property damage and other problems.
So, if you're along a country road and hear that ghostly bawl or
see a dim light in the woods, don't look for aliens, unless it's
a coonhunting spouse you've not seen in a while. But then, coonhunting
"widows" have their own tales to tell.
Visit the Fur Hunting and Trapping in Illinois website
Learn more by visiting the Illinois DNR's new website, "Fur
Hunting and Trapping in Illinois," at dnr.state.il.us/orc/wildlife,
or contact the Illinois DNR at 217-782-6384. For information on
coonhunting, contact the Ron Law, president, Illinois State Coonhunters
Association at 618-635-6211.
Want to talk like a coonhunter? Check out the lingo!
Strike -- The initial bark when a dog catches scent of a raccoon.
Hot-nosed - A dog that prefers fresh or "hot" scents.
Cold-nosed - A dog that stubbornly tracks old or "cold"
Open -- A coondog never barks, it "opens", and its vocal
quality is depicted as a "bawl" or "chop." Coonhunters
easily can tell dogs apart by their voices.
Tapping tree -- A tentative bark at a tree where a ringtail has
been but not stayed.
Treeing - The sound a dog makes when it reaches the conclusion
of a trail and a raccoon climbs a tree. A "treed" dog
places its paws on the trunk, and standing almost parallel, it chops
or bawls until after the coonhunter arrives.
Trash-burner - a dog with an undesirable habit of running other
animal tracks. It's used thusly, "That darn trash-burner took
off after a 'possum!"
Hannah Kirchner spent her childhood running Plott hounds with her
father in Southern Indiana. She works for D.J. Case and Associates,
a communications firm specializing in natural resources issues.
D.J. Case and Associates works with Illinois DNR to promote the
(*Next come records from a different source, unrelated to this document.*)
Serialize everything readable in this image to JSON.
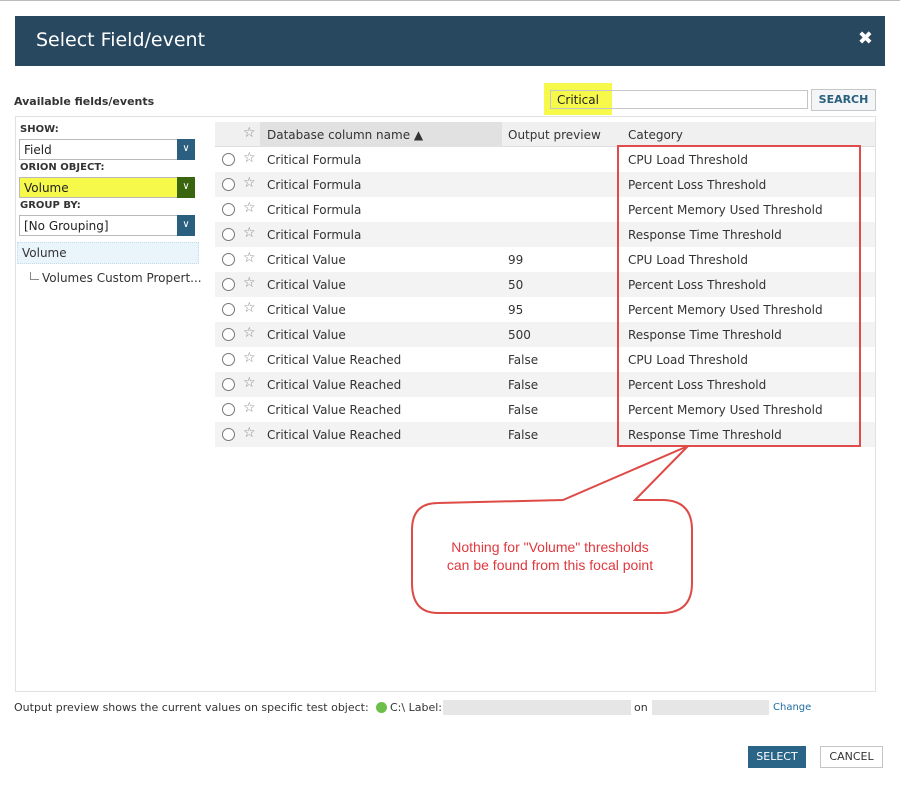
{
  "dialog": {
    "title": "Select Field/event",
    "close_icon": "✖"
  },
  "available_label": "Available fields/events",
  "search": {
    "value": "Critical",
    "placeholder": "",
    "button_label": "SEARCH",
    "highlight_color": "#f6f94a"
  },
  "filters": {
    "show_label": "SHOW:",
    "show_value": "Field",
    "object_label": "ORION OBJECT:",
    "object_value": "Volume",
    "group_label": "GROUP BY:",
    "group_value": "[No Grouping]"
  },
  "tree": {
    "root": "Volume",
    "child": "Volumes Custom Propert..."
  },
  "grid": {
    "columns": [
      "Database column name ▲",
      "Output preview",
      "Category"
    ],
    "rows": [
      {
        "name": "Critical Formula",
        "preview": "",
        "category": "CPU Load Threshold"
      },
      {
        "name": "Critical Formula",
        "preview": "",
        "category": "Percent Loss Threshold"
      },
      {
        "name": "Critical Formula",
        "preview": "",
        "category": "Percent Memory Used Threshold"
      },
      {
        "name": "Critical Formula",
        "preview": "",
        "category": "Response Time Threshold"
      },
      {
        "name": "Critical Value",
        "preview": "99",
        "category": "CPU Load Threshold"
      },
      {
        "name": "Critical Value",
        "preview": "50",
        "category": "Percent Loss Threshold"
      },
      {
        "name": "Critical Value",
        "preview": "95",
        "category": "Percent Memory Used Threshold"
      },
      {
        "name": "Critical Value",
        "preview": "500",
        "category": "Response Time Threshold"
      },
      {
        "name": "Critical Value Reached",
        "preview": "False",
        "category": "CPU Load Threshold"
      },
      {
        "name": "Critical Value Reached",
        "preview": "False",
        "category": "Percent Loss Threshold"
      },
      {
        "name": "Critical Value Reached",
        "preview": "False",
        "category": "Percent Memory Used Threshold"
      },
      {
        "name": "Critical Value Reached",
        "preview": "False",
        "category": "Response Time Threshold"
      }
    ]
  },
  "annotation": {
    "line1": "Nothing for \"Volume\" thresholds",
    "line2": "can be found from this focal point",
    "color": "#e0393e"
  },
  "footer": {
    "preview_text": "Output preview shows the current values on specific test object:",
    "object_label": "C:\\ Label:",
    "on_text": "on",
    "change_link": "Change",
    "select_button": "SELECT",
    "cancel_button": "CANCEL"
  },
  "colors": {
    "header_bg": "#28485f",
    "accent": "#2a6487",
    "status_ok": "#6cc04a"
  }
}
Illinois Fur Hunting and Trapping Education project, an ongoing
effort to communicate with Illinois citizens about the benefit of
these activities for wildlife and people.